(What is required)
Within the listing below, please show every line carrying the string "resources".
*** Data listing Section Begins ***
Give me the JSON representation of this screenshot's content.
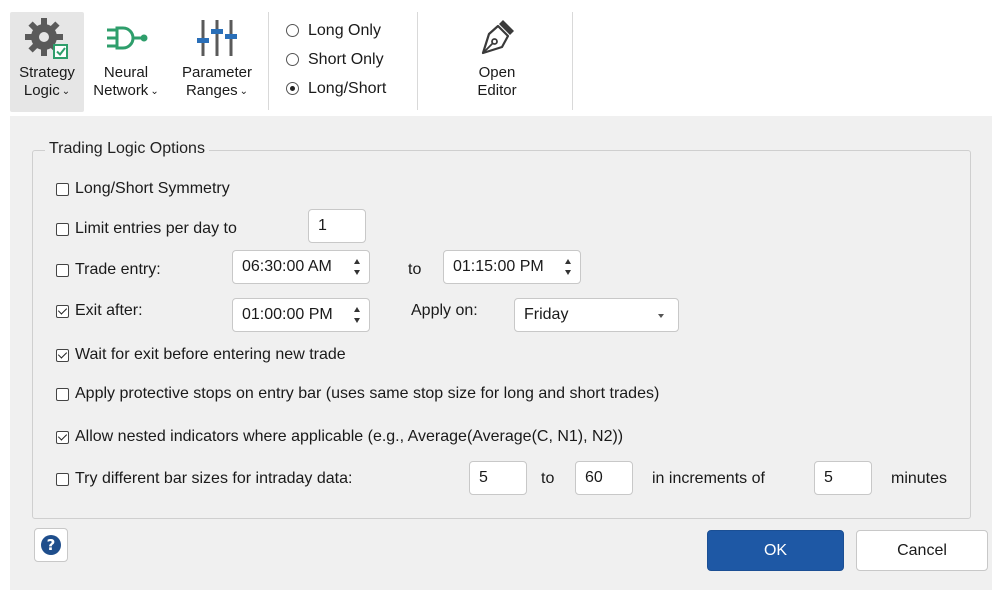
{
  "ribbon": {
    "strategy_logic": {
      "line1": "Strategy",
      "line2": "Logic",
      "icon": "gear-check-icon"
    },
    "neural_network": {
      "line1": "Neural",
      "line2": "Network",
      "icon": "neural-network-icon"
    },
    "parameter_ranges": {
      "line1": "Parameter",
      "line2": "Ranges",
      "icon": "sliders-icon"
    },
    "direction": {
      "options": [
        "Long Only",
        "Short Only",
        "Long/Short"
      ],
      "selected": "Long/Short"
    },
    "open_editor": {
      "line1": "Open",
      "line2": "Editor",
      "icon": "pen-nib-icon"
    }
  },
  "group": {
    "title": "Trading Logic Options"
  },
  "options": {
    "symmetry": {
      "label": "Long/Short Symmetry",
      "checked": false
    },
    "limit_entries": {
      "label": "Limit entries per day to",
      "checked": false,
      "value": "1"
    },
    "trade_entry": {
      "label": "Trade entry:",
      "checked": false,
      "from": "06:30:00 AM",
      "to_label": "to",
      "to": "01:15:00 PM"
    },
    "exit_after": {
      "label": "Exit after:",
      "checked": true,
      "time": "01:00:00 PM",
      "apply_label": "Apply on:",
      "apply_value": "Friday"
    },
    "wait_exit": {
      "label": "Wait for exit before entering new trade",
      "checked": true
    },
    "protective_stops": {
      "label": "Apply protective stops on entry bar (uses same stop size for long and short trades)",
      "checked": false
    },
    "nested": {
      "label": "Allow nested indicators where applicable (e.g., Average(Average(C, N1), N2))",
      "checked": true
    },
    "bar_sizes": {
      "label": "Try different bar sizes for intraday data:",
      "checked": false,
      "from": "5",
      "to_label": "to",
      "to": "60",
      "inc_label": "in increments of",
      "inc": "5",
      "unit": "minutes"
    }
  },
  "buttons": {
    "help": "?",
    "ok": "OK",
    "cancel": "Cancel"
  },
  "colors": {
    "primary": "#1e58a5",
    "help": "#1f4e8c",
    "accent_green": "#2e9e6b",
    "panel": "#f0f0f0"
  }
}
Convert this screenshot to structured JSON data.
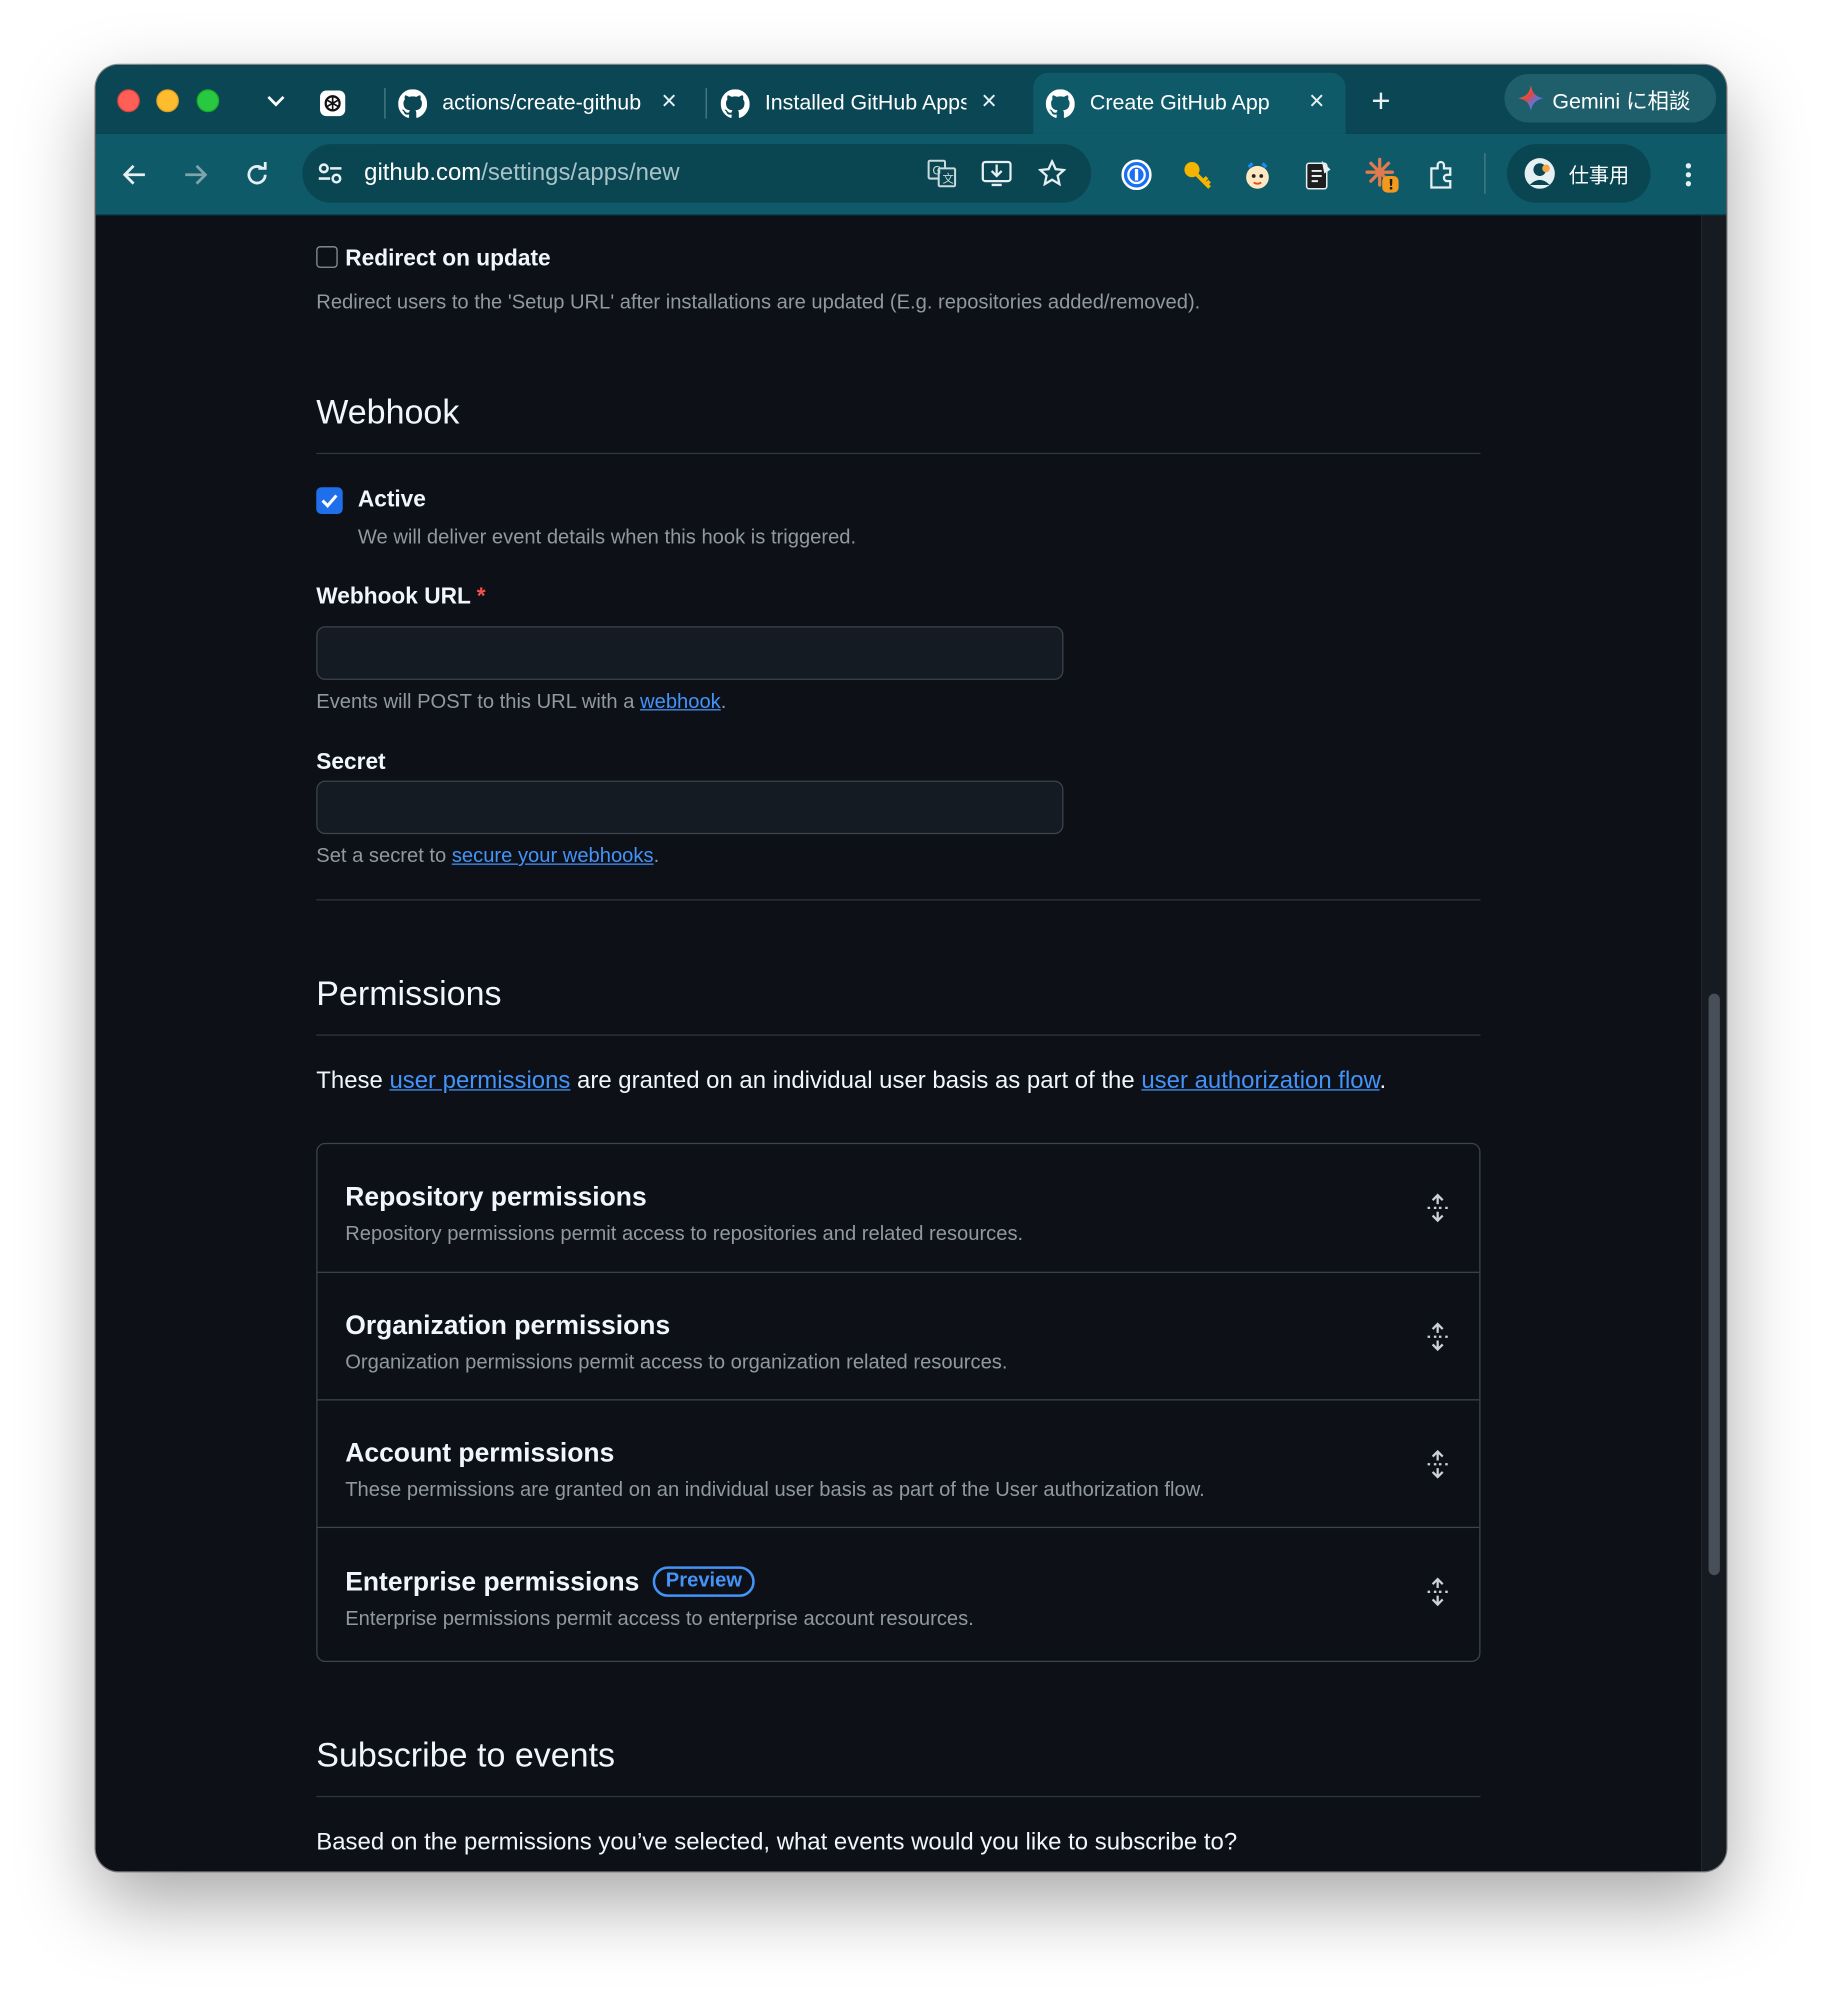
{
  "browser": {
    "tabs": [
      {
        "label": "",
        "icon": "openai-icon"
      },
      {
        "label": "actions/create-githu­b",
        "icon": "github-icon"
      },
      {
        "label": "Installed GitHub Apps",
        "icon": "github-icon"
      },
      {
        "label": "Create GitHub App",
        "icon": "github-icon"
      }
    ],
    "new_tab": "+",
    "gemini_label": "Gemini に相談",
    "url_host": "github.com",
    "url_path": "/settings/apps/new",
    "profile_label": "仕事用",
    "extension_badge": "!"
  },
  "redirect": {
    "label": "Redirect on update",
    "checked": false,
    "description": "Redirect users to the 'Setup URL' after installations are updated (E.g. repositories added/removed)."
  },
  "webhook": {
    "heading": "Webhook",
    "active_label": "Active",
    "active_checked": true,
    "active_description": "We will deliver event details when this hook is triggered.",
    "url_label": "Webhook URL",
    "required_mark": "*",
    "url_value": "",
    "url_help_prefix": "Events will POST to this URL with a ",
    "url_help_link": "webhook",
    "url_help_suffix": ".",
    "secret_label": "Secret",
    "secret_value": "",
    "secret_help_prefix": "Set a secret to ",
    "secret_help_link": "secure your webhooks",
    "secret_help_suffix": "."
  },
  "permissions": {
    "heading": "Permissions",
    "intro_prefix": "These ",
    "intro_link1": "user permissions",
    "intro_middle": " are granted on an individual user basis as part of the ",
    "intro_link2": "user authorization flow",
    "intro_suffix": ".",
    "groups": [
      {
        "title": "Repository permissions",
        "description": "Repository permissions permit access to repositories and related resources."
      },
      {
        "title": "Organization permissions",
        "description": "Organization permissions permit access to organization related resources."
      },
      {
        "title": "Account permissions",
        "description": "These permissions are granted on an individual user basis as part of the User authorization flow."
      },
      {
        "title": "Enterprise permissions",
        "badge": "Preview",
        "description": "Enterprise permissions permit access to enterprise account resources."
      }
    ]
  },
  "events": {
    "heading": "Subscribe to events",
    "question": "Based on the permissions you’ve selected, what events would you like to subscribe to?"
  },
  "colors": {
    "chrome_tabbar": "#0a4653",
    "chrome_toolbar": "#0e5a68",
    "page_bg": "#0d1117",
    "link": "#4493f8",
    "checkbox_checked": "#1f6feb",
    "required": "#f85149"
  }
}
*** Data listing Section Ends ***
(Output)
        "description": "Repository permissions permit access to repositories and related resources."
        "description": "Organization permissions permit access to organization related resources."
        "description": "Enterprise permissions permit access to enterprise account resources."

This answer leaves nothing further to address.